**What to do**: Check each line below for the word "JSON". How many have it? Answer with the number only.

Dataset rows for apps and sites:
────────

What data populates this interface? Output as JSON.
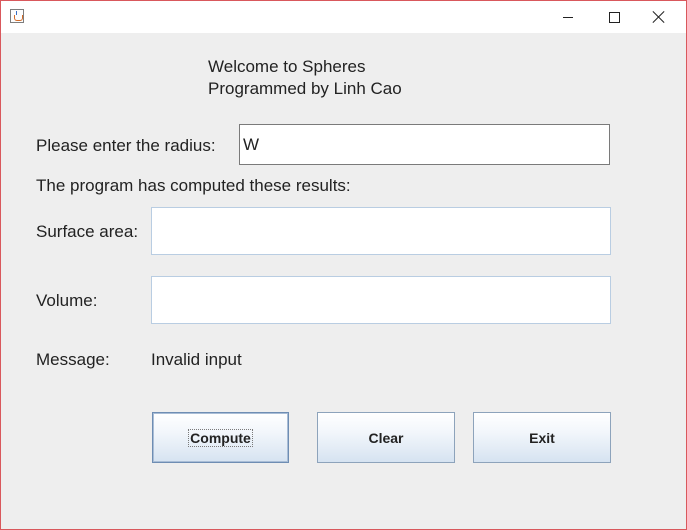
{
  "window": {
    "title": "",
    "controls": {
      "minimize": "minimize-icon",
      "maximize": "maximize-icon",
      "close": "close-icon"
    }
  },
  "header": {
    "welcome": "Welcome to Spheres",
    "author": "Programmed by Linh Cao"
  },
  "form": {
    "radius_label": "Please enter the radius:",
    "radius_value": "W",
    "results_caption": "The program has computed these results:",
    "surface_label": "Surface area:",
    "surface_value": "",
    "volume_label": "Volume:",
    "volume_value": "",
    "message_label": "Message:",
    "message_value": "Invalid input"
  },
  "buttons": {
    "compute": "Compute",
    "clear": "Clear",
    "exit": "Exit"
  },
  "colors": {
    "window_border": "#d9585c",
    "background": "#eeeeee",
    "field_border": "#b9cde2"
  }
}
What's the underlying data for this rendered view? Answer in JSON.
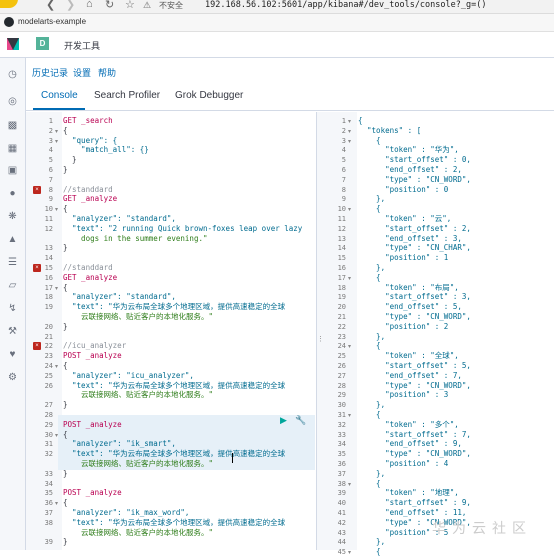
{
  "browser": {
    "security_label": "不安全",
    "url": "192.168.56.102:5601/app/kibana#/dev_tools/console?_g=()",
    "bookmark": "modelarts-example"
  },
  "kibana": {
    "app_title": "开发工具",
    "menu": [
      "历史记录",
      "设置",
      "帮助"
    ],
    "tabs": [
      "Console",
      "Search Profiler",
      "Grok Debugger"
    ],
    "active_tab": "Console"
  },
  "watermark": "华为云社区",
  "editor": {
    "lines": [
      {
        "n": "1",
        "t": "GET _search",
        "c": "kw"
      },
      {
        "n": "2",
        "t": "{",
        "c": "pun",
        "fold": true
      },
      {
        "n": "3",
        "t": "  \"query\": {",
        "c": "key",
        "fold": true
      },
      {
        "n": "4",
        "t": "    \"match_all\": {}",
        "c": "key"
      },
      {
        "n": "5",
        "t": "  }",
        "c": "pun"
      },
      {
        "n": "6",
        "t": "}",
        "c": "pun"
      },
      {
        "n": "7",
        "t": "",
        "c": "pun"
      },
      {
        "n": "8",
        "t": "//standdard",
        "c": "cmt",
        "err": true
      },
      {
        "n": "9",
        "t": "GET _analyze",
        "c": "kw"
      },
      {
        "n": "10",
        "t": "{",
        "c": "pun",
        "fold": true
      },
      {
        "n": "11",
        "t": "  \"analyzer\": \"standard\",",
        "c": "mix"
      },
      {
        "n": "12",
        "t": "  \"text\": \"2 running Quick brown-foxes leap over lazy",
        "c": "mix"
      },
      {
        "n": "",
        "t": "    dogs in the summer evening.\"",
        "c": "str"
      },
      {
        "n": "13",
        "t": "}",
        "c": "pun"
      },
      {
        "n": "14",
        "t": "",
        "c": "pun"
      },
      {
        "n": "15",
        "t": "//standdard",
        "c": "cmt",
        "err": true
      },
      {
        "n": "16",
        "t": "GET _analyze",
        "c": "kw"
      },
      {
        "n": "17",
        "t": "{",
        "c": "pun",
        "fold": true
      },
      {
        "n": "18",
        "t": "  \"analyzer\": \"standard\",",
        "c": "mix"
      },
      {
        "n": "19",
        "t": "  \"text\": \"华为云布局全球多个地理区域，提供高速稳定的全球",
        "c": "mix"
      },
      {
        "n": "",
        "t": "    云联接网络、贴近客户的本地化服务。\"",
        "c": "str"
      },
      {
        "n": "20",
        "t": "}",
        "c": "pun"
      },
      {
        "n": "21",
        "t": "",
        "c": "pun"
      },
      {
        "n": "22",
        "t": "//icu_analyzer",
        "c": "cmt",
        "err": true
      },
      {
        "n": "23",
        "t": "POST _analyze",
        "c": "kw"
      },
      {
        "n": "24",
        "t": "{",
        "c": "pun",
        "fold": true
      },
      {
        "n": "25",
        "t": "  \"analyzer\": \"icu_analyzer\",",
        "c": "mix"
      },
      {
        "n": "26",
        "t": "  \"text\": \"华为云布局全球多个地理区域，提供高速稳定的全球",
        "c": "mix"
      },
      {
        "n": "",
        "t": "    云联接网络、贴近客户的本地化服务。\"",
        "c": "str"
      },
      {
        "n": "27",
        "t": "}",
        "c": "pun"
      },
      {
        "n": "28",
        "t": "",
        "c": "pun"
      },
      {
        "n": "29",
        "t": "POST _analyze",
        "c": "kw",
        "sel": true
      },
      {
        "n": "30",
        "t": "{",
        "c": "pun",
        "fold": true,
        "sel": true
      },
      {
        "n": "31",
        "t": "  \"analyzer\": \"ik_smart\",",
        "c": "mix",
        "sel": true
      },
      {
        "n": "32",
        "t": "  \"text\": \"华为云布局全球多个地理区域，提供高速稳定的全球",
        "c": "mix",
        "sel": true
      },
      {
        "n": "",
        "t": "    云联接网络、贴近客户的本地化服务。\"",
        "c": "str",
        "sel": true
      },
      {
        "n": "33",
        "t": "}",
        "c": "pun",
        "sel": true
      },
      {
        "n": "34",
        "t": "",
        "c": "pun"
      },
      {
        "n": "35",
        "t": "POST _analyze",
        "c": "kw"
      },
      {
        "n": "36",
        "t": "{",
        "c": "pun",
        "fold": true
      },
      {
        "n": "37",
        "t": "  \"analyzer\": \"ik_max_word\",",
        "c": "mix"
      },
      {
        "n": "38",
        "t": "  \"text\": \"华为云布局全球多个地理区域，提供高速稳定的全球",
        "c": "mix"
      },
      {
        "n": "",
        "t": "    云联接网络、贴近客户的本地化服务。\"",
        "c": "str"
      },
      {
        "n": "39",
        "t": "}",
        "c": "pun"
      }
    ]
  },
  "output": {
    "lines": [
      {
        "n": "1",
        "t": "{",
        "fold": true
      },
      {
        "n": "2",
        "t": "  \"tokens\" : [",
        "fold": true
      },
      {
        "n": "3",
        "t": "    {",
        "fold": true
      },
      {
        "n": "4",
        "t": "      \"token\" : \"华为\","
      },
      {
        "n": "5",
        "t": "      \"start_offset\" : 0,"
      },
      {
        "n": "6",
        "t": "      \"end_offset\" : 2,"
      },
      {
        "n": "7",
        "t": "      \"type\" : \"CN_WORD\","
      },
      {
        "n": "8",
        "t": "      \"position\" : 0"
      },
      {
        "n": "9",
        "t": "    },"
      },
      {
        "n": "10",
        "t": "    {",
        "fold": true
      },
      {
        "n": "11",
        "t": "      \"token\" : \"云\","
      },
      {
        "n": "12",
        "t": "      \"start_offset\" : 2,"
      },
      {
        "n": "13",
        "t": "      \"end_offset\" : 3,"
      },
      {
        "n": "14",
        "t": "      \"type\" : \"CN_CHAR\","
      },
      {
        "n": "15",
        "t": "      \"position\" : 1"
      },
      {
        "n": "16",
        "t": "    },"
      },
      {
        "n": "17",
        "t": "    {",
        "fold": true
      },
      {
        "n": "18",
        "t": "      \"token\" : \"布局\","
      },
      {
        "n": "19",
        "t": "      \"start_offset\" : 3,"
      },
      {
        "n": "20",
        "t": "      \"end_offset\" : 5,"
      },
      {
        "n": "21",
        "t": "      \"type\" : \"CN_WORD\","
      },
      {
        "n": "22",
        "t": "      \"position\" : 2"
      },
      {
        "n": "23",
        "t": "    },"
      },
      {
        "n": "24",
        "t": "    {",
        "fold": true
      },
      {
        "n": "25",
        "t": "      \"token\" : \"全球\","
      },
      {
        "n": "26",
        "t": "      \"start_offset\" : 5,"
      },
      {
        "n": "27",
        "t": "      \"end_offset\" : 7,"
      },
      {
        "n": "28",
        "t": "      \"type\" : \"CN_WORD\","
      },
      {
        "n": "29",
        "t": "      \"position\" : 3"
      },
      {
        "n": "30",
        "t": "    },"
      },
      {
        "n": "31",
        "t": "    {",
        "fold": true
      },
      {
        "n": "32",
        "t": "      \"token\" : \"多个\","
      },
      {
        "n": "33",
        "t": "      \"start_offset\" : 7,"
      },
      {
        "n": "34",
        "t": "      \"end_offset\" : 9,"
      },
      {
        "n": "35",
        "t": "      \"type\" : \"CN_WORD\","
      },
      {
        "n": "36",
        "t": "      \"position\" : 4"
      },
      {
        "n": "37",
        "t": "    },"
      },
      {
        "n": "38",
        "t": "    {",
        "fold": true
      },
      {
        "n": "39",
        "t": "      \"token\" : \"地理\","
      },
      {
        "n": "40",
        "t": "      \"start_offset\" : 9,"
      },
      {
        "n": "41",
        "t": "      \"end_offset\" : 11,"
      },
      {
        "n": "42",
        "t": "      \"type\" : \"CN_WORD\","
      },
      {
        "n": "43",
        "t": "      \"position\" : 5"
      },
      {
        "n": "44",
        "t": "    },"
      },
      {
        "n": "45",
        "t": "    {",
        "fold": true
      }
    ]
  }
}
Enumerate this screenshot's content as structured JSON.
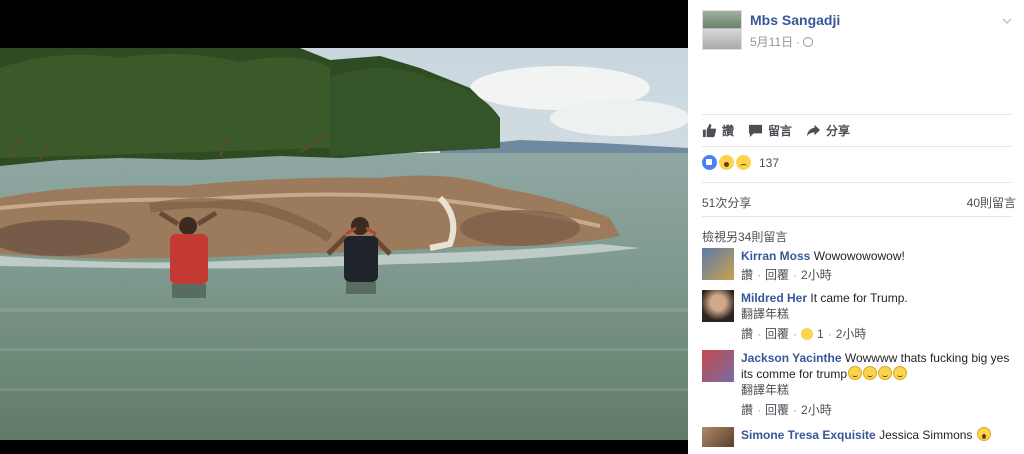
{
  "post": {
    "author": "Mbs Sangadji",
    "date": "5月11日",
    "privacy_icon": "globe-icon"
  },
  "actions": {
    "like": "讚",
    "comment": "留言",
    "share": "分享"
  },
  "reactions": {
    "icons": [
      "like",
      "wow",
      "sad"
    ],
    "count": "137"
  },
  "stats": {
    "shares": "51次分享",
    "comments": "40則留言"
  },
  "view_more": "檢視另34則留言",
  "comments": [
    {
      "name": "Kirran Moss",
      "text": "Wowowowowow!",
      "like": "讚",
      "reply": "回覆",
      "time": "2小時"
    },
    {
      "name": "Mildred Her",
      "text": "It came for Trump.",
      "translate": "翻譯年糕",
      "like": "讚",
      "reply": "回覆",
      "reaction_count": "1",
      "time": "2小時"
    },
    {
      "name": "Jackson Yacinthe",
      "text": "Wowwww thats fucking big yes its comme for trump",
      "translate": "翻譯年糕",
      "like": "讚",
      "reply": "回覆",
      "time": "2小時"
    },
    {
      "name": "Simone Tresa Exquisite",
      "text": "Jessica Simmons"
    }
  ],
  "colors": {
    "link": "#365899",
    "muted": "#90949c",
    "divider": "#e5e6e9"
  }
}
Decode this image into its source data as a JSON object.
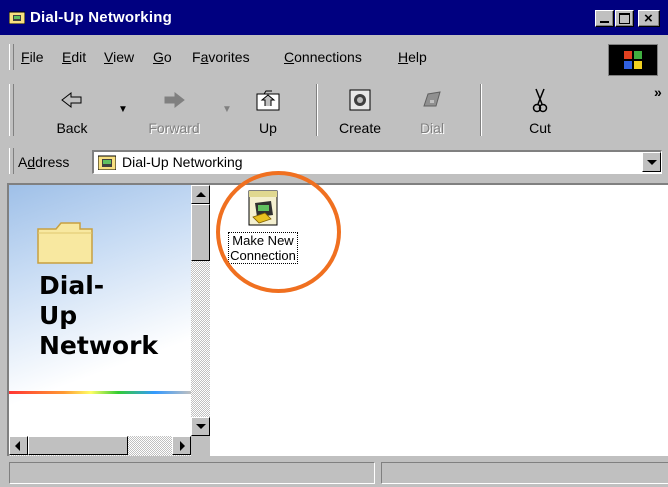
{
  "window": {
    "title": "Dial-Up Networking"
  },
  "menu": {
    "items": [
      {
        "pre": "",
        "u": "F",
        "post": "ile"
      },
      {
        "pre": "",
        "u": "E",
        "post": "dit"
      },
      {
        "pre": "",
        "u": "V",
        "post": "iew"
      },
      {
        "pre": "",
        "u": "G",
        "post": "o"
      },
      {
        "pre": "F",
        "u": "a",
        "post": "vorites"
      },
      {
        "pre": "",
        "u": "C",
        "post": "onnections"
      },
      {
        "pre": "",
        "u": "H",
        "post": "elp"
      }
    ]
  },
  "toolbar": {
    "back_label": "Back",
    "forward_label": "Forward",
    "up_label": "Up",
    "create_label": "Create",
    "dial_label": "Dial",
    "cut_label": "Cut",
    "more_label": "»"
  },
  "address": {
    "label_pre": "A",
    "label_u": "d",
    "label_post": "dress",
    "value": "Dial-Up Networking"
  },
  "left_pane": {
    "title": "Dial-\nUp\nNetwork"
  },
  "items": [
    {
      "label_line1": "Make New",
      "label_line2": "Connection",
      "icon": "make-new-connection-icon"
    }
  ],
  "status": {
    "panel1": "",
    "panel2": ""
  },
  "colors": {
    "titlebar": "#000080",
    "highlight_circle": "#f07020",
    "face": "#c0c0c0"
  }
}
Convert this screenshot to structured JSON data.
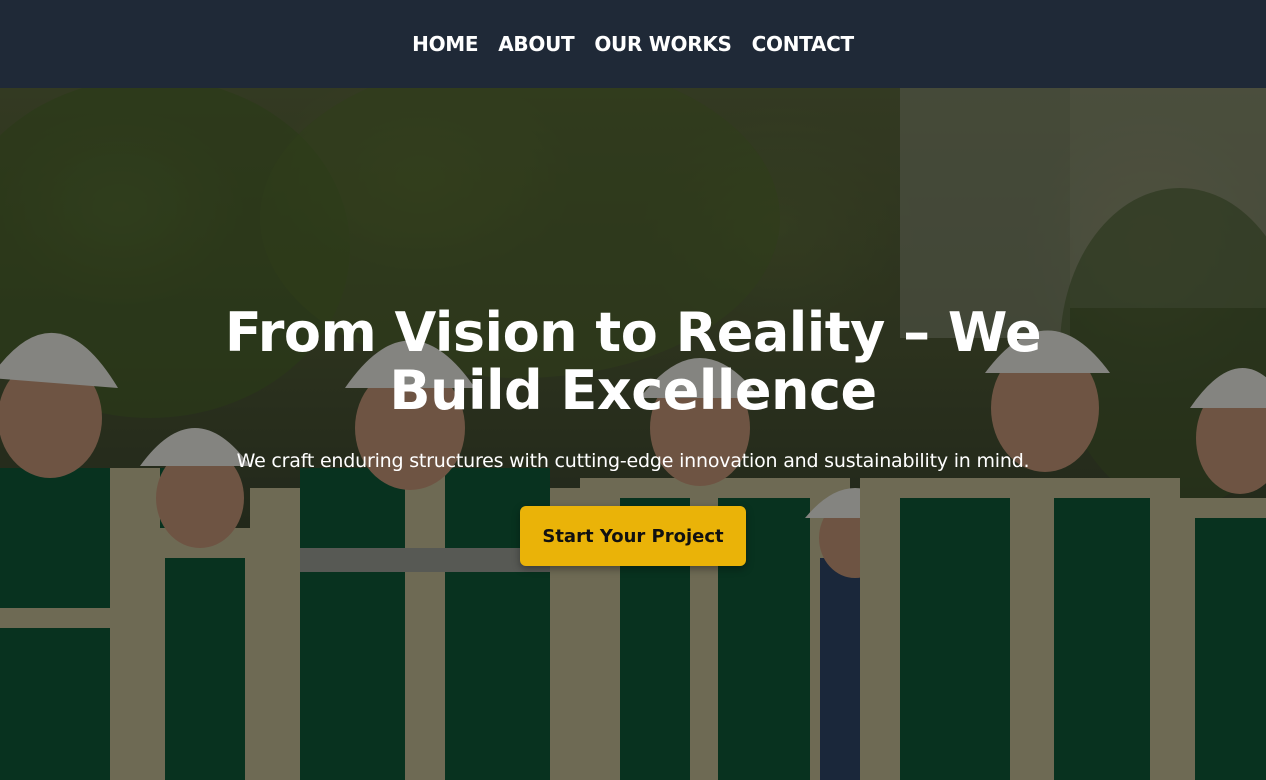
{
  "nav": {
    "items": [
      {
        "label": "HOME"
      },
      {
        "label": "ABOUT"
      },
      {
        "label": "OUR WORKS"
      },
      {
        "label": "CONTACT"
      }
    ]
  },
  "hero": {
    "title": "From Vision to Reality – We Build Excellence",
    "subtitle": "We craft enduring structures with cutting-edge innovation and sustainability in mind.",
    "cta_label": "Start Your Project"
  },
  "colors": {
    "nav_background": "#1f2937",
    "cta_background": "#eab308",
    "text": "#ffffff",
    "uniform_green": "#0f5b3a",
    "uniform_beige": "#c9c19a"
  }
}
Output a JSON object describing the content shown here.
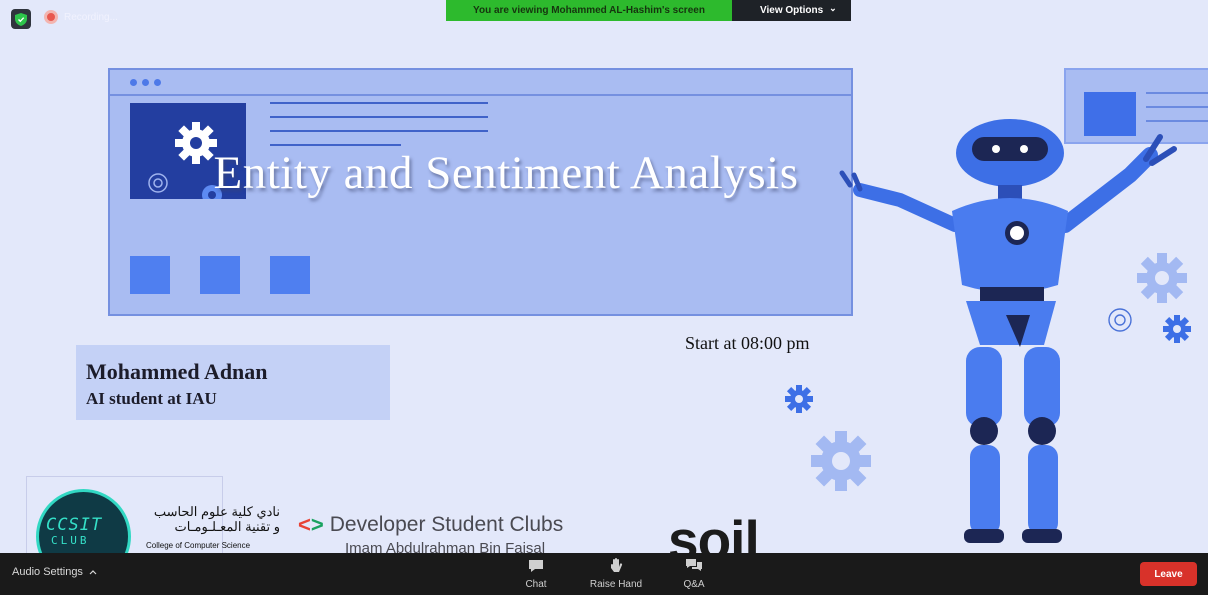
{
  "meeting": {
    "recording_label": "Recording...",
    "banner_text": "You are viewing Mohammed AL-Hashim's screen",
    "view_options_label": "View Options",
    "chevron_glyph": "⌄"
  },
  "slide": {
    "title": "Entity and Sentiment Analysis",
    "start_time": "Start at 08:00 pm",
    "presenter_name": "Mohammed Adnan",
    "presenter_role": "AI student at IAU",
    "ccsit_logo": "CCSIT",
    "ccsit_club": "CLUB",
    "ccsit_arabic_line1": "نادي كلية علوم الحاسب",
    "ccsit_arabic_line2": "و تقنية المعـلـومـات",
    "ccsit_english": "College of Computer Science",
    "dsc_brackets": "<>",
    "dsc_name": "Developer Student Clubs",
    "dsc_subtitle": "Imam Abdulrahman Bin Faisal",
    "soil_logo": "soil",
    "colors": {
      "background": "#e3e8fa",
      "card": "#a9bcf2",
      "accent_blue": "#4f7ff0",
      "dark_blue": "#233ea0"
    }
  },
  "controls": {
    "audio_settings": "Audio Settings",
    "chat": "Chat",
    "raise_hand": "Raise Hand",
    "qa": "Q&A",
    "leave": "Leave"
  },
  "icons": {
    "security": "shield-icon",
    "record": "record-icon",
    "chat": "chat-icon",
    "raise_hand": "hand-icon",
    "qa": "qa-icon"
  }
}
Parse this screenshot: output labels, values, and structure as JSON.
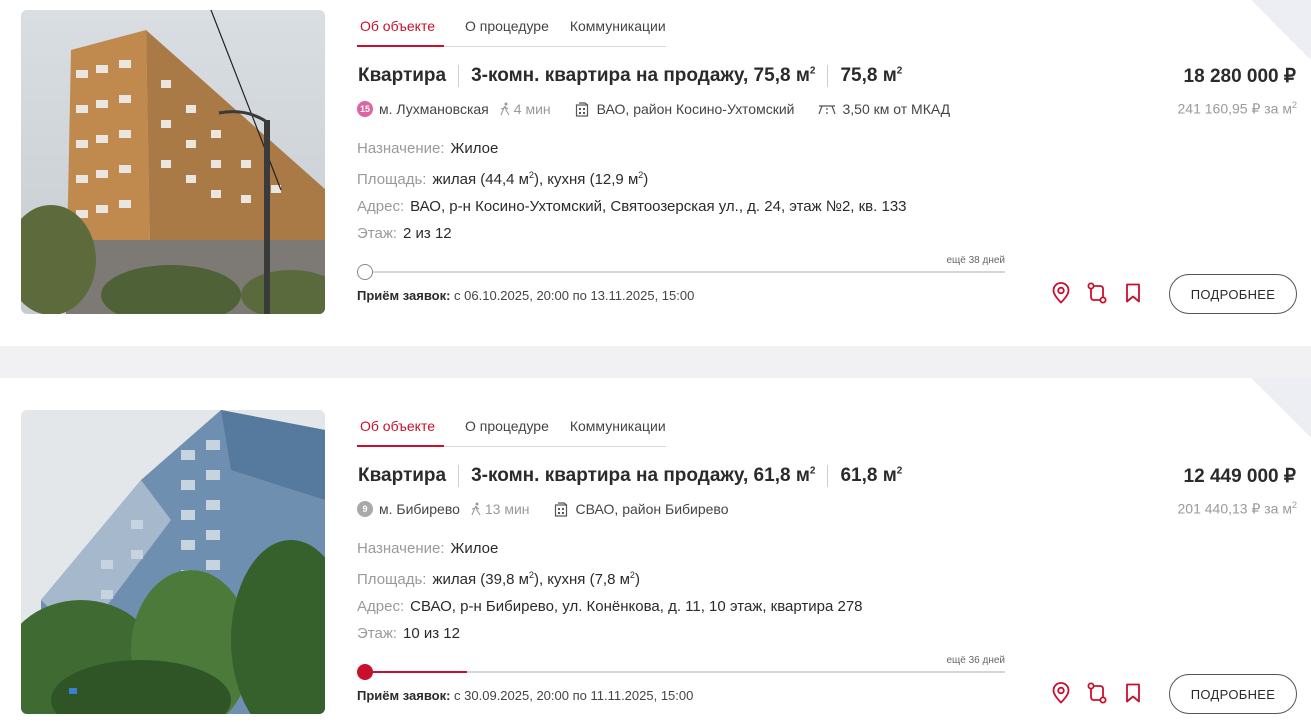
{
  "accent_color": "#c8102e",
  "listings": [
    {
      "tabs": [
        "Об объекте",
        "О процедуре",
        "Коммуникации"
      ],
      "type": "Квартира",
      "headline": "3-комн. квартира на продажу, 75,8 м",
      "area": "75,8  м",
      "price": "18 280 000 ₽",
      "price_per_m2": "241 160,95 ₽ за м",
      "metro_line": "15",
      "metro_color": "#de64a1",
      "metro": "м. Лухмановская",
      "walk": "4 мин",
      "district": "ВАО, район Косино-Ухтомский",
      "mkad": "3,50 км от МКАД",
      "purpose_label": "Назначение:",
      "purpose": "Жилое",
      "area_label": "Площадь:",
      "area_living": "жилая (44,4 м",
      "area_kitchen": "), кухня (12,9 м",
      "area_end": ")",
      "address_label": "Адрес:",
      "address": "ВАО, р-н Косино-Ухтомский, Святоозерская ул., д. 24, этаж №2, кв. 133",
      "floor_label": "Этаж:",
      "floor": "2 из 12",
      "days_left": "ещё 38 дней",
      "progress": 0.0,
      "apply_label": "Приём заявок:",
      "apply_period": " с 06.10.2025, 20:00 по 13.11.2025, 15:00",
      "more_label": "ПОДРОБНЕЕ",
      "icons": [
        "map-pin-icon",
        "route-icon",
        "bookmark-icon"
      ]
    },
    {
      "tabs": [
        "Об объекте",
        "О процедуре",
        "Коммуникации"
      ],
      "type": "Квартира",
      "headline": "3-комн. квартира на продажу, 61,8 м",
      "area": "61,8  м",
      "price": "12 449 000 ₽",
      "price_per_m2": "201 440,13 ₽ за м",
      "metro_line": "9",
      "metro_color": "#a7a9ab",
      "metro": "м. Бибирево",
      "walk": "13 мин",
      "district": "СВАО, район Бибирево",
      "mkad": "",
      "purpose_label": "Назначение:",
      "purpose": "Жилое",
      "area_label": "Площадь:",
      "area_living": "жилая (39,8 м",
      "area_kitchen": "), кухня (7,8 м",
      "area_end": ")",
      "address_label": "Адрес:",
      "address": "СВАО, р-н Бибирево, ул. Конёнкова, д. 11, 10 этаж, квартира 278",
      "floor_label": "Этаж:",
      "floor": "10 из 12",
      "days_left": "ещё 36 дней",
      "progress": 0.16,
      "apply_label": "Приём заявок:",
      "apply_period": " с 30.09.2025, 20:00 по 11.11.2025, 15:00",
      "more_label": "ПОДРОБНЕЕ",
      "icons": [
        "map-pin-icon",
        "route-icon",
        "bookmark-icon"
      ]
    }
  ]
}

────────

**Solved exercise**: 7